Deramaxx is available as an oral tablet and is typically given once or twice daily. On May 5th, 2018, our family’s dog Lily was prescribed Deramaxx for the first time for mild hip dysplasia. We gave her the recommended dosage for her weight and everything seemed fine at first.
However, just a few days later we noticed she was lethargic and not eating as much as usual. We thought maybe she was just adjusting to the medication but then her condition rapidly deteriorated. She began vomiting, had diarrhea, and developed a rash all over her body.
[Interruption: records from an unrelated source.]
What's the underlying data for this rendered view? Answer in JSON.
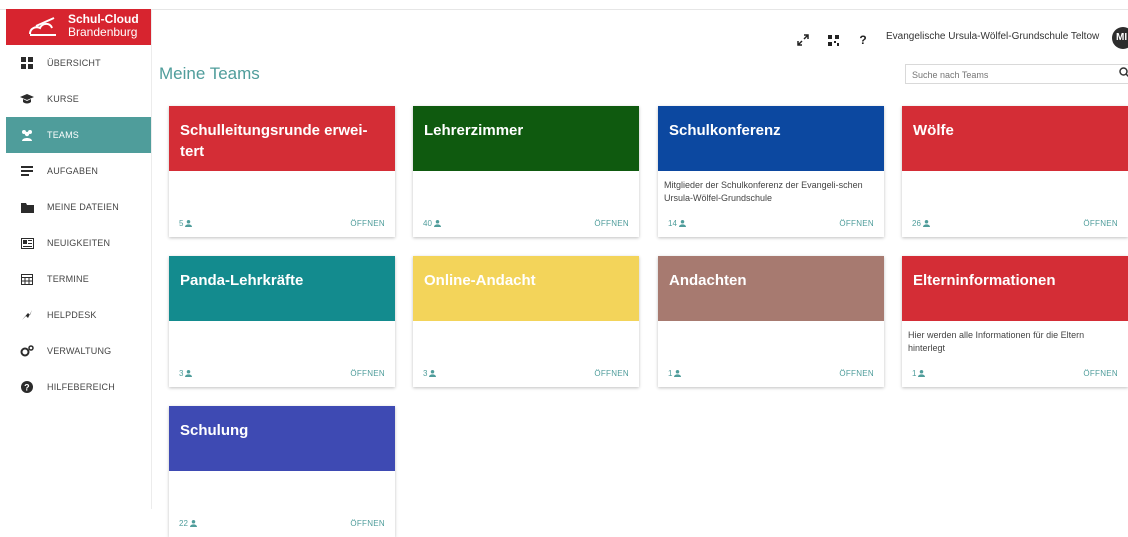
{
  "brand": {
    "line1": "Schul-Cloud",
    "line2": "Brandenburg",
    "color": "#d7242f"
  },
  "sidebar": {
    "items": [
      {
        "label": "ÜBERSICHT",
        "icon": "dashboard-icon"
      },
      {
        "label": "KURSE",
        "icon": "graduation-cap-icon"
      },
      {
        "label": "TEAMS",
        "icon": "users-icon",
        "active": true
      },
      {
        "label": "AUFGABEN",
        "icon": "tasks-icon"
      },
      {
        "label": "MEINE DATEIEN",
        "icon": "folder-icon"
      },
      {
        "label": "NEUIGKEITEN",
        "icon": "newspaper-icon"
      },
      {
        "label": "TERMINE",
        "icon": "calendar-icon"
      },
      {
        "label": "HELPDESK",
        "icon": "helpdesk-icon"
      },
      {
        "label": "VERWALTUNG",
        "icon": "cogs-icon"
      },
      {
        "label": "HILFEBEREICH",
        "icon": "question-circle-icon"
      }
    ],
    "active_color": "#4f9d9b"
  },
  "header": {
    "school": "Evangelische Ursula-Wölfel-Grundschule Teltow",
    "avatar": "MI",
    "help_glyph": "?"
  },
  "main": {
    "title": "Meine Teams",
    "search_placeholder": "Suche nach Teams"
  },
  "teams": [
    {
      "name": "Schulleitungsrunde erwei-tert",
      "desc": "",
      "members": "5",
      "color": "#d42d36",
      "open": "ÖFFNEN"
    },
    {
      "name": "Lehrerzimmer",
      "desc": "",
      "members": "40",
      "color": "#0f5a0f",
      "open": "ÖFFNEN"
    },
    {
      "name": "Schulkonferenz",
      "desc": "Mitglieder der Schulkonferenz der Evangeli-schen Ursula-Wölfel-Grundschule",
      "members": "14",
      "color": "#0c48a0",
      "open": "ÖFFNEN"
    },
    {
      "name": "Wölfe",
      "desc": "",
      "members": "26",
      "color": "#d42d36",
      "open": "ÖFFNEN"
    },
    {
      "name": "Panda-Lehrkräfte",
      "desc": "",
      "members": "3",
      "color": "#138b8e",
      "open": "ÖFFNEN"
    },
    {
      "name": "Online-Andacht",
      "desc": "",
      "members": "3",
      "color": "#f3d45a",
      "open": "ÖFFNEN"
    },
    {
      "name": "Andachten",
      "desc": "",
      "members": "1",
      "color": "#a77a70",
      "open": "ÖFFNEN"
    },
    {
      "name": "Elterninformationen",
      "desc": "Hier werden alle Informationen für die Eltern hinterlegt",
      "members": "1",
      "color": "#d42d36",
      "open": "ÖFFNEN"
    },
    {
      "name": "Schulung",
      "desc": "",
      "members": "22",
      "color": "#3e4ab3",
      "open": "ÖFFNEN"
    }
  ]
}
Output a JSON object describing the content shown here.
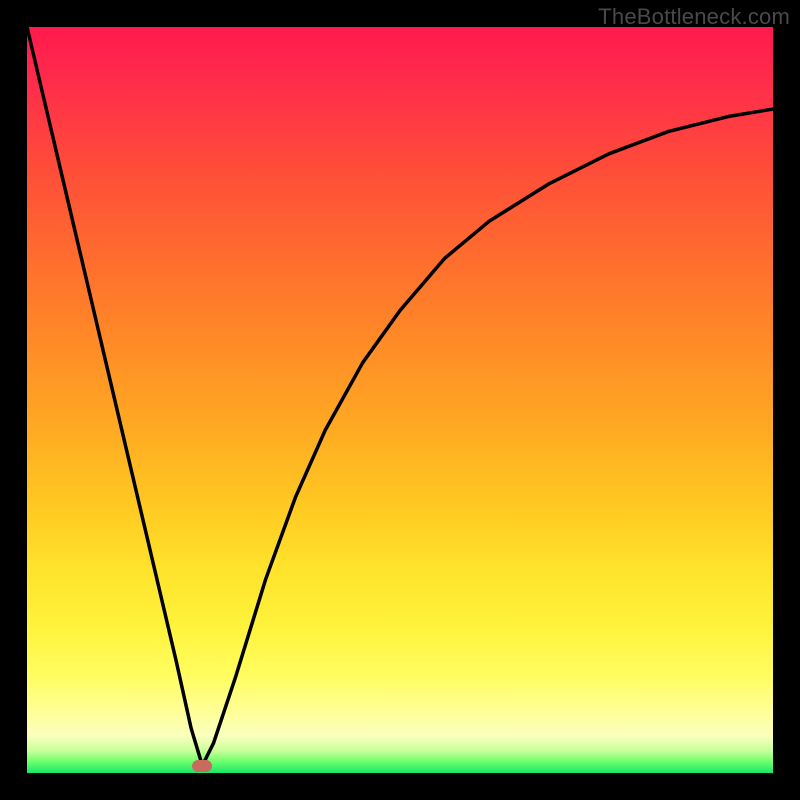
{
  "watermark": "TheBottleneck.com",
  "chart_data": {
    "type": "line",
    "title": "",
    "xlabel": "",
    "ylabel": "",
    "xlim": [
      0,
      100
    ],
    "ylim": [
      0,
      100
    ],
    "curve": {
      "x": [
        0,
        4,
        8,
        12,
        16,
        20,
        22,
        23.5,
        25,
        28,
        32,
        36,
        40,
        45,
        50,
        56,
        62,
        70,
        78,
        86,
        94,
        100
      ],
      "y": [
        100,
        83,
        66,
        49,
        32,
        15,
        6,
        1,
        4,
        13,
        26,
        37,
        46,
        55,
        62,
        69,
        74,
        79,
        83,
        86,
        88,
        89
      ]
    },
    "marker": {
      "x": 23.5,
      "y": 1
    },
    "gradient_stops": [
      {
        "pos": 0,
        "color": "#ff1a4d"
      },
      {
        "pos": 0.5,
        "color": "#ffaa22"
      },
      {
        "pos": 0.85,
        "color": "#fff23a"
      },
      {
        "pos": 1.0,
        "color": "#17e66b"
      }
    ]
  }
}
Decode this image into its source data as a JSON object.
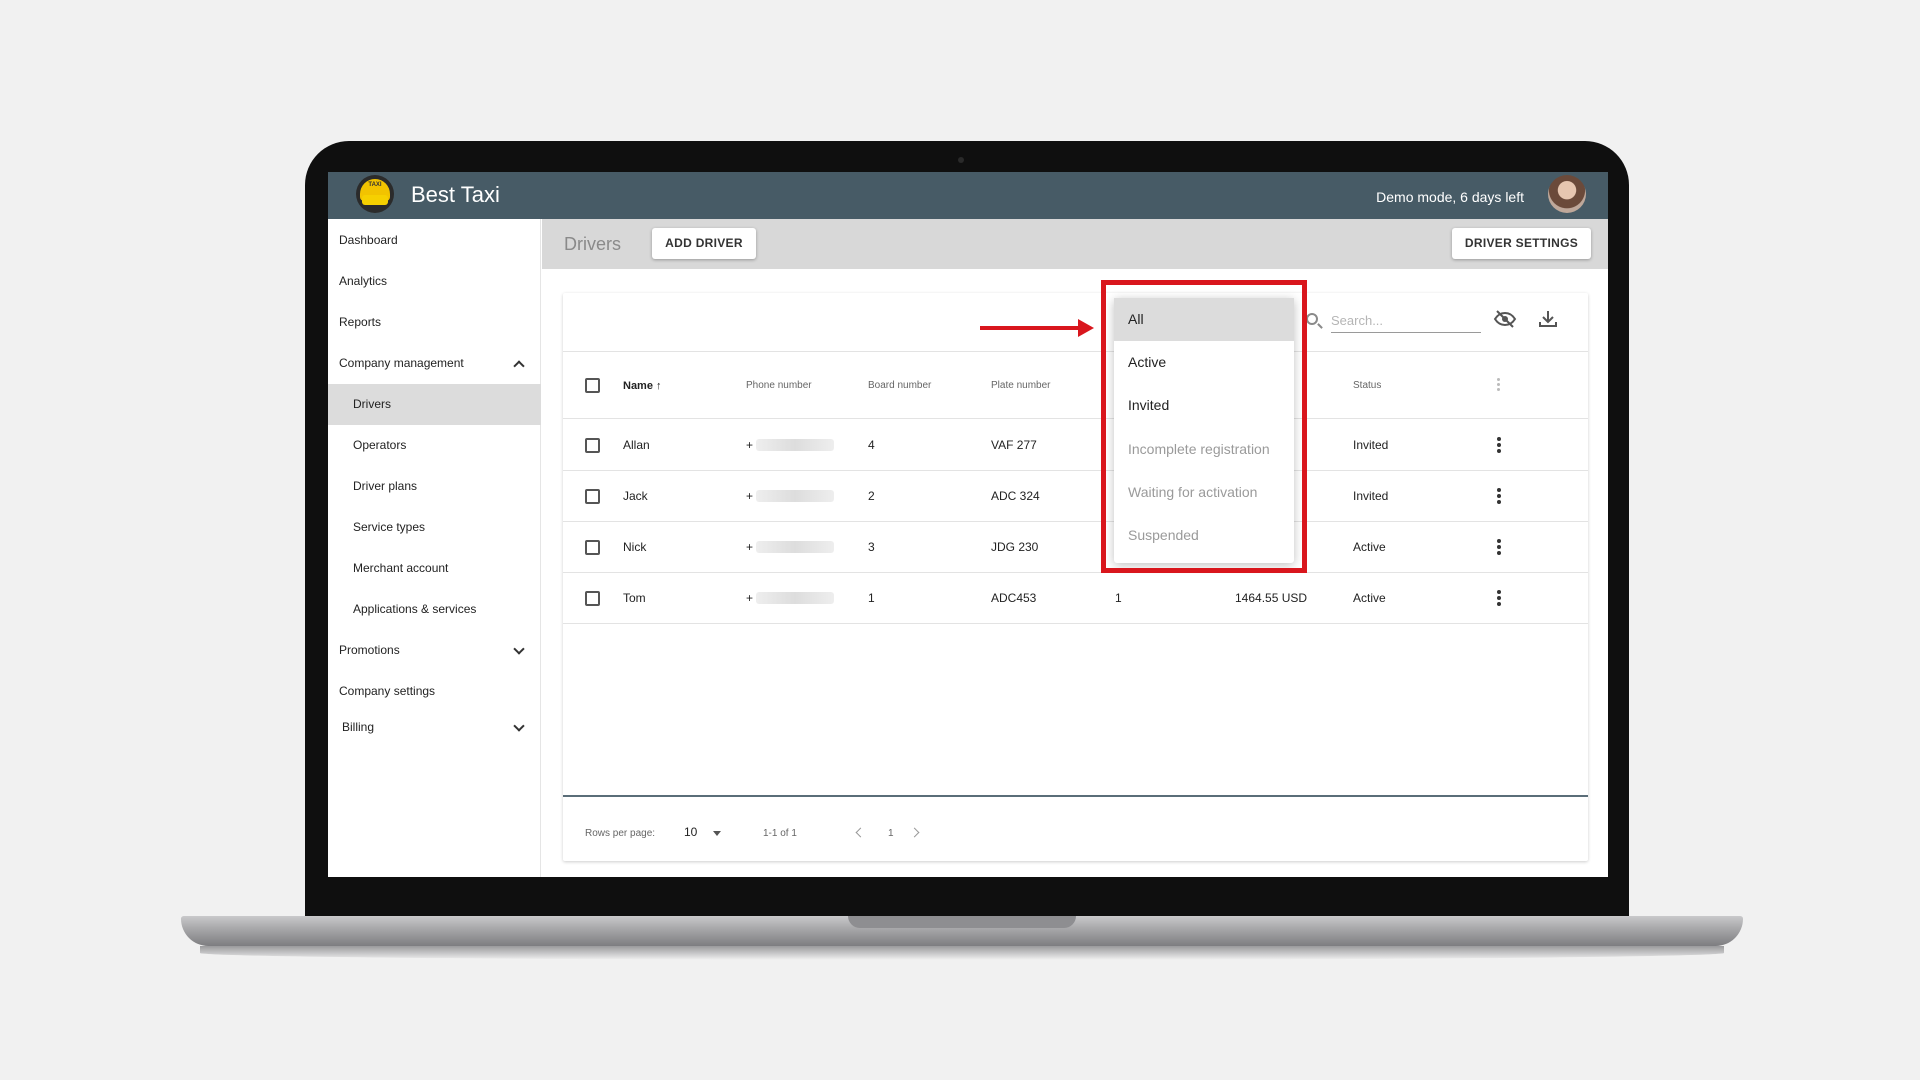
{
  "app": {
    "title": "Best Taxi",
    "demo_notice": "Demo mode, 6 days left",
    "logo_text": "TAXI"
  },
  "sidebar": {
    "items": [
      {
        "label": "Dashboard"
      },
      {
        "label": "Analytics"
      },
      {
        "label": "Reports"
      },
      {
        "label": "Company management"
      },
      {
        "label": "Drivers"
      },
      {
        "label": "Operators"
      },
      {
        "label": "Driver plans"
      },
      {
        "label": "Service types"
      },
      {
        "label": "Merchant account"
      },
      {
        "label": "Applications & services"
      },
      {
        "label": "Promotions"
      },
      {
        "label": "Company settings"
      },
      {
        "label": "Billing"
      }
    ]
  },
  "header": {
    "title": "Drivers",
    "add_button": "ADD DRIVER",
    "settings_button": "DRIVER SETTINGS"
  },
  "search": {
    "placeholder": "Search..."
  },
  "table": {
    "columns": {
      "name": "Name",
      "phone": "Phone number",
      "board": "Board number",
      "plate": "Plate number",
      "status": "Status"
    },
    "rows": [
      {
        "name": "Allan",
        "phone": "+",
        "board": "4",
        "plate": "VAF 277",
        "status": "Invited"
      },
      {
        "name": "Jack",
        "phone": "+",
        "board": "2",
        "plate": "ADC 324",
        "status": "Invited"
      },
      {
        "name": "Nick",
        "phone": "+",
        "board": "3",
        "plate": "JDG 230",
        "status": "Active"
      },
      {
        "name": "Tom",
        "phone": "+",
        "board": "1",
        "plate": "ADC453",
        "extra": "1",
        "balance": "1464.55 USD",
        "status": "Active"
      }
    ]
  },
  "footer": {
    "rows_per_page_label": "Rows per page:",
    "rows_per_page_value": "10",
    "range": "1-1 of 1",
    "page": "1"
  },
  "dropdown": {
    "options": [
      {
        "label": "All"
      },
      {
        "label": "Active"
      },
      {
        "label": "Invited"
      },
      {
        "label": "Incomplete registration"
      },
      {
        "label": "Waiting for activation"
      },
      {
        "label": "Suspended"
      }
    ]
  },
  "colors": {
    "topbar": "#475b66",
    "highlight": "#d9161d"
  }
}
We took her to the vet where they did bloodwork and confirmed that she was having an allergic reaction to Deramaxx. They told us to stop giving it to her immediately and started her on steroids and antibiotics. Despite treatment, Lily’s condition continued to decline and she passed away just four days after starting Deramaxx.
We were absolutely devastated by Lily’s death and could not believe that something like this could happen from a simple medication prescribed by our vet. After doing some research online, we found that there have been numerous reports of dogs dying from Deramaxx.